◆ Dataset excerpts ◆
:::::
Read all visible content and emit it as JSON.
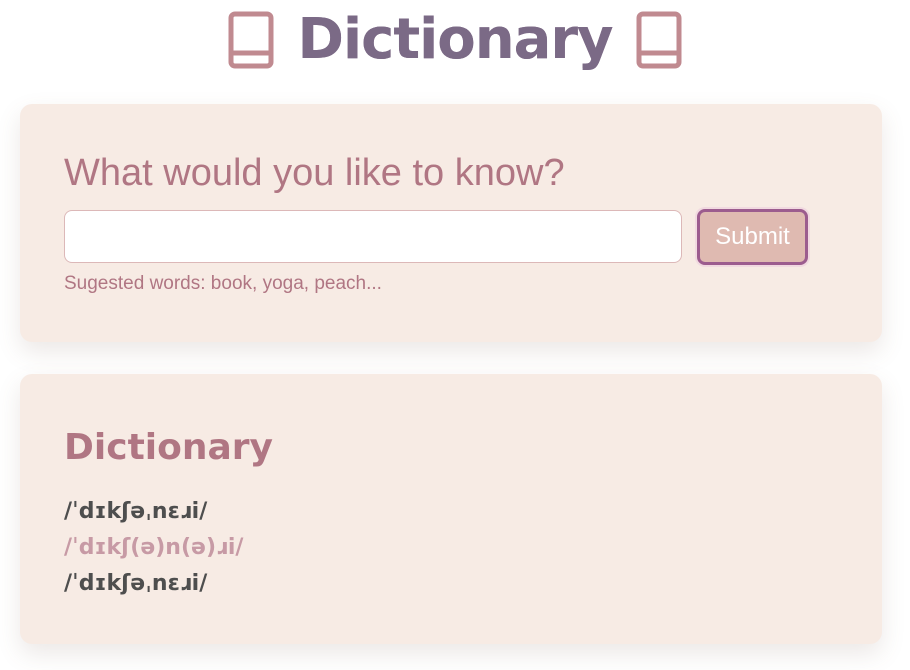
{
  "header": {
    "title": "Dictionary",
    "left_icon": "book-icon",
    "right_icon": "book-icon"
  },
  "search": {
    "question": "What would you like to know?",
    "input_value": "",
    "input_placeholder": "",
    "submit_label": "Submit",
    "suggestions": "Sugested words: book, yoga, peach..."
  },
  "result": {
    "word": "Dictionary",
    "phonetics": [
      "/ˈdɪkʃəˌnɛɹi/",
      "/ˈdɪkʃ(ə)n(ə)ɹi/",
      "/ˈdɪkʃəˌnɛɹi/"
    ]
  },
  "colors": {
    "accent": "#b07683",
    "title": "#7b6a86",
    "card_background": "#f7ebe4",
    "button_background": "#dfbab1",
    "button_border": "#9c5c8e"
  }
}
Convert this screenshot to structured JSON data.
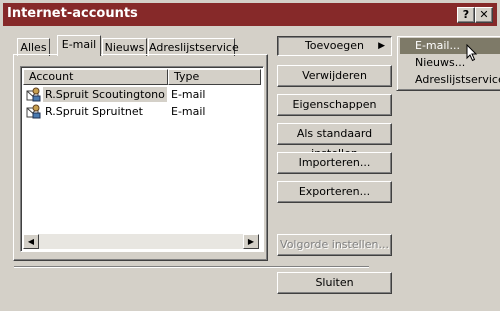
{
  "window": {
    "title": "Internet-accounts"
  },
  "titlebar_buttons": {
    "help": "?",
    "close": "✕"
  },
  "tabs": [
    {
      "label": "Alles",
      "active": false
    },
    {
      "label": "E-mail",
      "active": true
    },
    {
      "label": "Nieuws",
      "active": false
    },
    {
      "label": "Adreslijstservice",
      "active": false
    }
  ],
  "list": {
    "columns": [
      "Account",
      "Type"
    ],
    "rows": [
      {
        "account": "R.Spruit Scoutingtono",
        "type": "E-mail",
        "selected": true,
        "icon": "mail-account-icon"
      },
      {
        "account": "R.Spruit Spruitnet",
        "type": "E-mail",
        "selected": false,
        "icon": "mail-account-icon"
      }
    ]
  },
  "buttons": {
    "add": "Toevoegen",
    "remove": "Verwijderen",
    "properties": "Eigenschappen",
    "set_default": "Als standaard instellen",
    "import": "Importeren...",
    "export": "Exporteren...",
    "order": "Volgorde instellen...",
    "close": "Sluiten"
  },
  "add_menu": {
    "items": [
      {
        "label": "E-mail...",
        "highlighted": true
      },
      {
        "label": "Nieuws...",
        "highlighted": false
      },
      {
        "label": "Adreslijstservice...",
        "highlighted": false
      }
    ]
  },
  "colors": {
    "titlebar": "#862929",
    "face": "#d4d0c8",
    "menu_highlight": "#7e7a68"
  }
}
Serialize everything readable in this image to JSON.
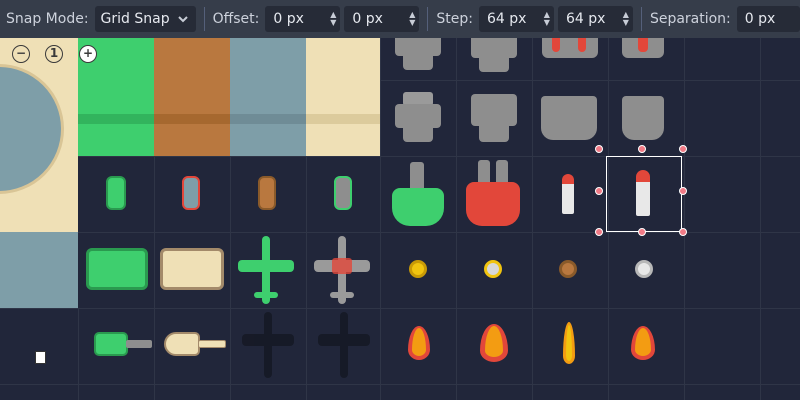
{
  "toolbar": {
    "snap_mode_label": "Snap Mode:",
    "snap_mode_value": "Grid Snap",
    "offset_label": "Offset:",
    "offset_x": "0 px",
    "offset_y": "0 px",
    "step_label": "Step:",
    "step_x": "64 px",
    "step_y": "64 px",
    "separation_label": "Separation:",
    "separation_x": "0 px"
  },
  "zoom": {
    "out_symbol": "−",
    "reset_symbol": "1",
    "in_symbol": "+"
  },
  "colors": {
    "toolbar_bg": "#363d4a",
    "canvas_bg": "#21263a",
    "grid_line": "#2f3547",
    "selection": "#ffffff",
    "handle": "#f07a86",
    "green": "#3ecf6e",
    "brown": "#b9783f",
    "slate": "#7e9ea8",
    "sand": "#efe0b6",
    "red": "#e2473a",
    "gray": "#8e8e8e"
  },
  "icons": [
    "chevron-down-icon",
    "spin-arrows-icon",
    "zoom-out-icon",
    "zoom-reset-icon",
    "zoom-in-icon"
  ]
}
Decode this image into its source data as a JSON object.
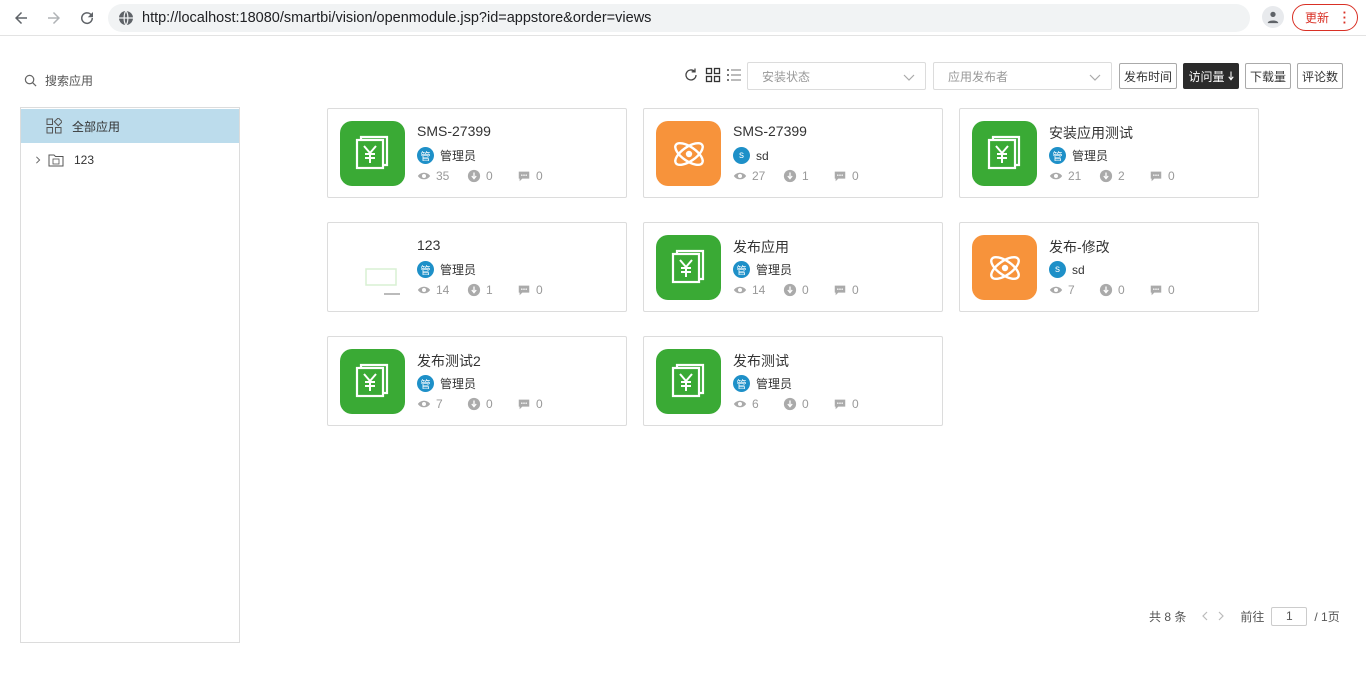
{
  "browser": {
    "url": "http://localhost:18080/smartbi/vision/openmodule.jsp?id=appstore&order=views",
    "update_label": "更新"
  },
  "sidebar": {
    "search_placeholder": "搜索应用",
    "items": [
      {
        "label": "全部应用",
        "icon": "apps-grid-icon",
        "selected": true
      },
      {
        "label": "123",
        "icon": "folder-icon",
        "selected": false
      }
    ]
  },
  "toolbar": {
    "install_status_placeholder": "安装状态",
    "publisher_placeholder": "应用发布者",
    "sort_buttons": [
      {
        "label": "发布时间",
        "active": false
      },
      {
        "label": "访问量",
        "active": true
      },
      {
        "label": "下载量",
        "active": false
      },
      {
        "label": "评论数",
        "active": false
      }
    ]
  },
  "apps": [
    {
      "title": "SMS-27399",
      "author": "管理员",
      "avatar": "管",
      "views": "35",
      "downloads": "0",
      "comments": "0",
      "icon": "green"
    },
    {
      "title": "SMS-27399",
      "author": "sd",
      "avatar": "s",
      "views": "27",
      "downloads": "1",
      "comments": "0",
      "icon": "orange"
    },
    {
      "title": "安装应用测试",
      "author": "管理员",
      "avatar": "管",
      "views": "21",
      "downloads": "2",
      "comments": "0",
      "icon": "green"
    },
    {
      "title": "123",
      "author": "管理员",
      "avatar": "管",
      "views": "14",
      "downloads": "1",
      "comments": "0",
      "icon": "thumb"
    },
    {
      "title": "发布应用",
      "author": "管理员",
      "avatar": "管",
      "views": "14",
      "downloads": "0",
      "comments": "0",
      "icon": "green"
    },
    {
      "title": "发布-修改",
      "author": "sd",
      "avatar": "s",
      "views": "7",
      "downloads": "0",
      "comments": "0",
      "icon": "orange"
    },
    {
      "title": "发布测试2",
      "author": "管理员",
      "avatar": "管",
      "views": "7",
      "downloads": "0",
      "comments": "0",
      "icon": "green"
    },
    {
      "title": "发布测试",
      "author": "管理员",
      "avatar": "管",
      "views": "6",
      "downloads": "0",
      "comments": "0",
      "icon": "green"
    }
  ],
  "pagination": {
    "total_label": "共 8 条",
    "goto_label": "前往",
    "current_page": "1",
    "total_pages_label": "/ 1页"
  },
  "colors": {
    "accent_green": "#3aaa35",
    "accent_orange": "#f7933b",
    "avatar_blue": "#1e90c8",
    "selected_bg": "#bcdcec",
    "active_sort_bg": "#2b2b2b"
  }
}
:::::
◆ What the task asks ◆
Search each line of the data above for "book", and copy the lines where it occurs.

◆ Response box ◆
    "left_icon": "book-icon",
    "right_icon": "book-icon"
    "suggestions": "Sugested words: book, yoga, peach..."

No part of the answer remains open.